Some of this change is hard. It requires everything from more challenging curriculums and more demanding parents to better support for teachers and new ways to measure how well our kids think, not how well they can fill in a bubble on a test.
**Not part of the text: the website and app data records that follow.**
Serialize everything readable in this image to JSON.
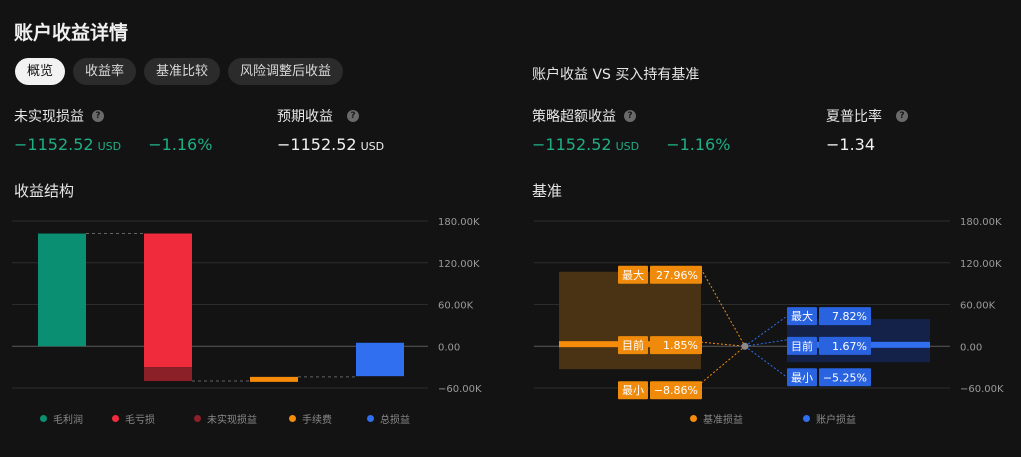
{
  "page": {
    "title": "账户收益详情"
  },
  "tabs": [
    {
      "label": "概览",
      "active": true
    },
    {
      "label": "收益率",
      "active": false
    },
    {
      "label": "基准比较",
      "active": false
    },
    {
      "label": "风险调整后收益",
      "active": false
    }
  ],
  "comparison_title": "账户收益 VS 买入持有基准",
  "metrics": {
    "unrealized": {
      "label": "未实现损益",
      "value": "−1152.52",
      "unit": "USD",
      "pct": "−1.16%"
    },
    "expected": {
      "label": "预期收益",
      "value": "−1152.52",
      "unit": "USD"
    },
    "excess": {
      "label": "策略超额收益",
      "value": "−1152.52",
      "unit": "USD",
      "pct": "−1.16%"
    },
    "sharpe": {
      "label": "夏普比率",
      "value": "−1.34"
    }
  },
  "colors": {
    "gross_profit": "#0a8f72",
    "gross_loss": "#f02c3c",
    "unrealized": "#8c2028",
    "fees": "#f78b0a",
    "total": "#2f6ff0",
    "positive_text": "#1fae86"
  },
  "chart_data": [
    {
      "type": "bar",
      "title": "收益结构",
      "y_ticks": [
        "180.00K",
        "120.00K",
        "60.00K",
        "0.00",
        "−60.00K"
      ],
      "ylim": [
        -60000,
        180000
      ],
      "bars": [
        {
          "name": "毛利润",
          "start": 0,
          "end": 162000,
          "color": "#0a8f72"
        },
        {
          "name": "毛亏损",
          "start": 162000,
          "end": -30000,
          "color": "#f02c3c"
        },
        {
          "name": "未实现损益",
          "start": -30000,
          "end": -50000,
          "color": "#8c2028"
        },
        {
          "name": "手续费",
          "start": -44000,
          "end": -50000,
          "color": "#f78b0a"
        },
        {
          "name": "总损益",
          "start": 5000,
          "end": -43000,
          "color": "#2f6ff0"
        }
      ],
      "legend": [
        {
          "label": "毛利润",
          "color": "#0a8f72"
        },
        {
          "label": "毛亏损",
          "color": "#f02c3c"
        },
        {
          "label": "未实现损益",
          "color": "#8c2028"
        },
        {
          "label": "手续费",
          "color": "#f78b0a"
        },
        {
          "label": "总损益",
          "color": "#2f6ff0"
        }
      ]
    },
    {
      "type": "range",
      "title": "基准",
      "y_ticks": [
        "180.00K",
        "120.00K",
        "60.00K",
        "0.00",
        "−60.00K"
      ],
      "ylim": [
        -60000,
        180000
      ],
      "benchmark": {
        "name": "基准损益",
        "color": "#f78b0a",
        "max_value": 107000,
        "current_value": 3000,
        "min_value": -33000,
        "max_label": "最大",
        "max_pct": "27.96%",
        "cur_label": "目前",
        "cur_pct": "1.85%",
        "min_label": "最小",
        "min_pct": "−8.86%"
      },
      "account": {
        "name": "账户损益",
        "color": "#2f6ff0",
        "max_value": 39000,
        "current_value": 2000,
        "min_value": -23000,
        "max_label": "最大",
        "max_pct": "7.82%",
        "cur_label": "目前",
        "cur_pct": "1.67%",
        "min_label": "最小",
        "min_pct": "−5.25%"
      },
      "legend": [
        {
          "label": "基准损益",
          "color": "#f78b0a"
        },
        {
          "label": "账户损益",
          "color": "#2f6ff0"
        }
      ]
    }
  ]
}
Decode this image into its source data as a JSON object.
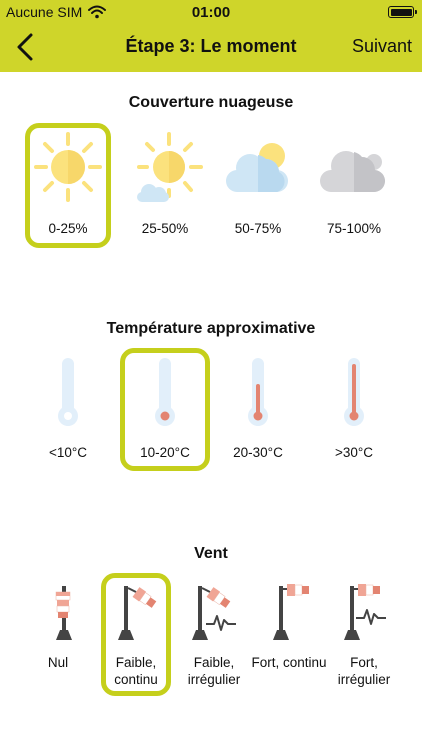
{
  "status_bar": {
    "carrier": "Aucune SIM",
    "time": "01:00"
  },
  "nav": {
    "title": "Étape 3: Le moment",
    "next_label": "Suivant"
  },
  "colors": {
    "accent": "#cfd52a",
    "selection": "#c5cf1c",
    "sun": "#fbe27d",
    "cloud": "#cfe6f5",
    "grey_cloud": "#d5d5d8",
    "thermo": "#e2effa",
    "mercury": "#e38471"
  },
  "clouds": {
    "title": "Couverture nuageuse",
    "selected": 0,
    "options": [
      {
        "label": "0-25%",
        "icon": "sun-icon"
      },
      {
        "label": "25-50%",
        "icon": "sun-small-cloud-icon"
      },
      {
        "label": "50-75%",
        "icon": "cloud-sun-icon"
      },
      {
        "label": "75-100%",
        "icon": "grey-cloud-icon"
      }
    ]
  },
  "temperature": {
    "title": "Température approximative",
    "selected": 1,
    "options": [
      {
        "label": "<10°C",
        "icon": "thermometer-empty-icon"
      },
      {
        "label": "10-20°C",
        "icon": "thermometer-low-icon"
      },
      {
        "label": "20-30°C",
        "icon": "thermometer-mid-icon"
      },
      {
        "label": ">30°C",
        "icon": "thermometer-high-icon"
      }
    ]
  },
  "wind": {
    "title": "Vent",
    "selected": 1,
    "options": [
      {
        "label": "Nul",
        "icon": "windsock-calm-icon"
      },
      {
        "label": "Faible, continu",
        "icon": "windsock-light-steady-icon"
      },
      {
        "label": "Faible, irrégulier",
        "icon": "windsock-light-gusty-icon"
      },
      {
        "label": "Fort, continu",
        "icon": "windsock-strong-steady-icon"
      },
      {
        "label": "Fort, irrégulier",
        "icon": "windsock-strong-gusty-icon"
      }
    ]
  }
}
But it’s worth it – and it’s working.


Comments | More in News | Topics: early ed, higher ed, Obama

January 17, 2014 at 5:00 AM

State college presidents offer up ideas at White House summit

The Obama administration put the spotlight Thursday on helping more low-income students go to college, and three Washington state college presidents were among the invited guests who shared lessons from their campuses.

Amy Goings

Amy Goings

Amy Goings, president of Kirkland’s Lake Washington Institute of Technology (LWIT), discussed the way the college — one of the state’s 34 public community and technical colleges — has redesigned developmental courses to make them more relevant to students, based on the career path they’re pursuing.

Developmental courses are sometimes called remedial courses because they are taken by students who don’t have the skills yet to do college-level work

An example of how LWIT has redesigned a course to make it more relevant: In the auto repair technician program, a math instructor teaches math skills by using problems drawn right from the shop floor — the kinds that students will have to solve routinely as auto technicians. “He (the instructor) even shies away from the term ‘math,'” she said.


Comments | More in News | Topics: higher ed, Lake Washington Institute of Technology, Obama